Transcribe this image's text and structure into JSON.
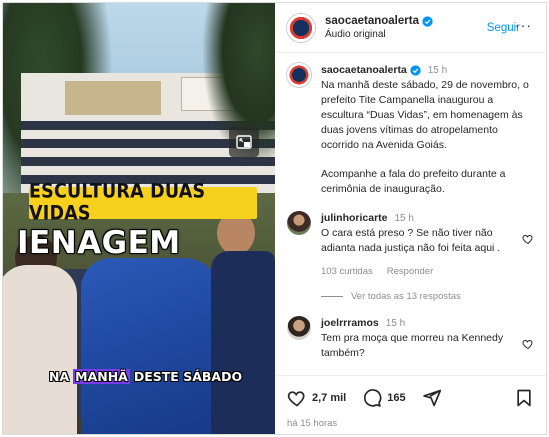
{
  "post": {
    "username": "saocaetanoalerta",
    "audio": "Áudio original",
    "follow_label": "Seguir",
    "more_label": "···"
  },
  "video": {
    "overlay_yellow": "ESCULTURA DUAS VIDAS",
    "overlay_big": "IENAGEM",
    "subtitle_pre": "NA",
    "subtitle_highlight": "MANHÃ",
    "subtitle_post": "DESTE SÁBADO"
  },
  "caption": {
    "username": "saocaetanoalerta",
    "time": "15 h",
    "paragraph1": "Na manhã deste sábado, 29 de novembro, o prefeito Tite Campanella inaugurou a escultura “Duas Vidas”, em homenagem às duas jovens vítimas do atropelamento ocorrido na Avenida Goiás.",
    "paragraph2": "Acompanhe a fala do prefeito durante a cerimônia de inauguração."
  },
  "comments": [
    {
      "username": "julinhoricarte",
      "time": "15 h",
      "text": "O cara está preso ? Se não tiver não adianta nada justiça não foi feita aqui .",
      "likes": "103 curtidas",
      "reply_label": "Responder",
      "view_replies": "Ver todas as 13 respostas"
    },
    {
      "username": "joelrrramos",
      "time": "15 h",
      "text": "Tem pra moça que morreu na Kennedy também?"
    }
  ],
  "actions": {
    "likes": "2,7 mil",
    "comments": "165",
    "posted_ago": "há 15 horas"
  },
  "colors": {
    "accent_blue": "#0095f6",
    "caption_yellow": "#f7cf1d",
    "subtitle_highlight": "#7c3aed"
  }
}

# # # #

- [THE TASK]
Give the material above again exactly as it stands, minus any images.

- [YOUR SOLUTION]
Transcribe this image's text and structure into JSON.
{
  "post": {
    "username": "saocaetanoalerta",
    "audio": "Áudio original",
    "follow_label": "Seguir",
    "more_label": "···"
  },
  "video": {
    "overlay_yellow": "ESCULTURA DUAS VIDAS",
    "overlay_big": "IENAGEM",
    "subtitle_pre": "NA",
    "subtitle_highlight": "MANHÃ",
    "subtitle_post": "DESTE SÁBADO"
  },
  "caption": {
    "username": "saocaetanoalerta",
    "time": "15 h",
    "paragraph1": "Na manhã deste sábado, 29 de novembro, o prefeito Tite Campanella inaugurou a escultura “Duas Vidas”, em homenagem às duas jovens vítimas do atropelamento ocorrido na Avenida Goiás.",
    "paragraph2": "Acompanhe a fala do prefeito durante a cerimônia de inauguração."
  },
  "comments": [
    {
      "username": "julinhoricarte",
      "time": "15 h",
      "text": "O cara está preso ? Se não tiver não adianta nada justiça não foi feita aqui .",
      "likes": "103 curtidas",
      "reply_label": "Responder",
      "view_replies": "Ver todas as 13 respostas"
    },
    {
      "username": "joelrrramos",
      "time": "15 h",
      "text": "Tem pra moça que morreu na Kennedy também?"
    }
  ],
  "actions": {
    "likes": "2,7 mil",
    "comments": "165",
    "posted_ago": "há 15 horas"
  },
  "colors": {
    "accent_blue": "#0095f6",
    "caption_yellow": "#f7cf1d",
    "subtitle_highlight": "#7c3aed"
  }
}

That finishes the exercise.